» **Extracted data**:

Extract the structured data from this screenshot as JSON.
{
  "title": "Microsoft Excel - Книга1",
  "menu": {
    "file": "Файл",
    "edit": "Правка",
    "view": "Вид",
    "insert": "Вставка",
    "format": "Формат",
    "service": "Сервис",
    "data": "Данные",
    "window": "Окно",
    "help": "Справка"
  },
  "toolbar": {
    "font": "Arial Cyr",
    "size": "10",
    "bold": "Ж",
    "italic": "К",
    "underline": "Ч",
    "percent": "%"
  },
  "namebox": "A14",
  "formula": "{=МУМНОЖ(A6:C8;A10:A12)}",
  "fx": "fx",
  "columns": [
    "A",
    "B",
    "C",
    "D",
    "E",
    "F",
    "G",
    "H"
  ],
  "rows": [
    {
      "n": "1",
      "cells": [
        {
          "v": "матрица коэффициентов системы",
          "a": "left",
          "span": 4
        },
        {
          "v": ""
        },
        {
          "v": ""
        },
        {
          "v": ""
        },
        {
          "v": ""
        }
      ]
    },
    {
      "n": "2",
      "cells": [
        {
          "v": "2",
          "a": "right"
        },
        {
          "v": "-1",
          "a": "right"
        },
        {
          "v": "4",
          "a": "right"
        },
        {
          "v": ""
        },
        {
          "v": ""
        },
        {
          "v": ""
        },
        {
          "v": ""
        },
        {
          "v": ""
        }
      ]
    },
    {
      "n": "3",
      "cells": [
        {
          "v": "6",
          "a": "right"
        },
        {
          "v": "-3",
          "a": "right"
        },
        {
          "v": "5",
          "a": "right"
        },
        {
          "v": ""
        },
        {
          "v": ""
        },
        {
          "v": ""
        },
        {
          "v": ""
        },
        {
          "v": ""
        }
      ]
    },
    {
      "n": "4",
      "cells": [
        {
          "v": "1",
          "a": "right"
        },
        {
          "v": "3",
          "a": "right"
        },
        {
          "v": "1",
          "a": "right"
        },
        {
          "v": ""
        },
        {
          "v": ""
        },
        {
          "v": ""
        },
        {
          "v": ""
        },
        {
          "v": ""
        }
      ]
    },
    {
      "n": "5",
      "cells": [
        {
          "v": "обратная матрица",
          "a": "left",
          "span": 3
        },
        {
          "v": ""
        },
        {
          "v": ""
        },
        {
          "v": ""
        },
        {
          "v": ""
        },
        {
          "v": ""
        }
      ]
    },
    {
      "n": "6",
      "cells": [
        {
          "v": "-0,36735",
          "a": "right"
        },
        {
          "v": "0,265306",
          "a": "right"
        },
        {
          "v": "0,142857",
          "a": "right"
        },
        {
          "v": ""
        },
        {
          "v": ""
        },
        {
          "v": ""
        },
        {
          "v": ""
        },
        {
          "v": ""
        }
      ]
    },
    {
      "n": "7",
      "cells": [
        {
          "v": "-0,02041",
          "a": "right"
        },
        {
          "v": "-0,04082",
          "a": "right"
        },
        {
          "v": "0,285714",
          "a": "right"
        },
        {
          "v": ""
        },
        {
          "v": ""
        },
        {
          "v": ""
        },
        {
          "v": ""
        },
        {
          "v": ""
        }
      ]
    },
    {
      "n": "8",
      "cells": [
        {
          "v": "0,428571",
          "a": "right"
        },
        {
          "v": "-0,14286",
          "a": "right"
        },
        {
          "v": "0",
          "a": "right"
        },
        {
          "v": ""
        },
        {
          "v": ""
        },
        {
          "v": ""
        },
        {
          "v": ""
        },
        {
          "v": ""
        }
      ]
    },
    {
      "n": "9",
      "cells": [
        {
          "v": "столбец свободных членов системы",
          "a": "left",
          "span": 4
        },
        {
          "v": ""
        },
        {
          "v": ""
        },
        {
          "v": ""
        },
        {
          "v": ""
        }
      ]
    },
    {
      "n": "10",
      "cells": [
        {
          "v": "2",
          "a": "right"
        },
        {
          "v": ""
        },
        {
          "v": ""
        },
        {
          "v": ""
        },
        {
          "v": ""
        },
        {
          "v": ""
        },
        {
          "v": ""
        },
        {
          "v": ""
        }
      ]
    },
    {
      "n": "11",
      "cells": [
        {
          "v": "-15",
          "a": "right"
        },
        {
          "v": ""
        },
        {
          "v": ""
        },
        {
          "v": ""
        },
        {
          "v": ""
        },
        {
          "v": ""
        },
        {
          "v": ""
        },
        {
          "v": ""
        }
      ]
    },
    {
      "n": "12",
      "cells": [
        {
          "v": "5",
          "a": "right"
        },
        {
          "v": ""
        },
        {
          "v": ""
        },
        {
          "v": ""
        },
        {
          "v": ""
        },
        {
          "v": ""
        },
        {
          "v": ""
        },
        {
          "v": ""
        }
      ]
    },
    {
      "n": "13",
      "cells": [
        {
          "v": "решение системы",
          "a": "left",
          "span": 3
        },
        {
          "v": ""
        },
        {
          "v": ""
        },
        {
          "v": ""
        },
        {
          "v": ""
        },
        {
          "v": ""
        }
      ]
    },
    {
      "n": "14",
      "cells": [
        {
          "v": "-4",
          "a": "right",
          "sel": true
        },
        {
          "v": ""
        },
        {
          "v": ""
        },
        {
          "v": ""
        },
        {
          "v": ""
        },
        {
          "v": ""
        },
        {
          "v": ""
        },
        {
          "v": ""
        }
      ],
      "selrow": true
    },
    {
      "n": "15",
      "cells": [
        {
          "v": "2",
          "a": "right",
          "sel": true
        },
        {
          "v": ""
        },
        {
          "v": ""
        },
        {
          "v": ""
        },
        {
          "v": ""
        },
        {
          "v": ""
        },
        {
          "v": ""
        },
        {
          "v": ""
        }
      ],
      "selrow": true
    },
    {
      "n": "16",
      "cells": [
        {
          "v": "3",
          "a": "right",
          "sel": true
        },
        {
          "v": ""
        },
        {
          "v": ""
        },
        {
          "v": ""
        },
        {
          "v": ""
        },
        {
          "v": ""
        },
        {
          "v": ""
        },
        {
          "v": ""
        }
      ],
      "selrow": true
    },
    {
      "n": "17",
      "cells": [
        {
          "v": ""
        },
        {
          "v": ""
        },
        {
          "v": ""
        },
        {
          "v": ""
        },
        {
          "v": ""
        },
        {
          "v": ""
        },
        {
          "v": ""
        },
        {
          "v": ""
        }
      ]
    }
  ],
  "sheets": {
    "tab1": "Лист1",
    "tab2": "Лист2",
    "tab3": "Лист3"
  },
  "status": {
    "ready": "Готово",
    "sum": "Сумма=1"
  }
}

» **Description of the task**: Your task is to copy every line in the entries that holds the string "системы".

» **Response area**:
          "v": "матрица коэффициентов системы",
          "v": "столбец свободных членов системы",
          "v": "решение системы",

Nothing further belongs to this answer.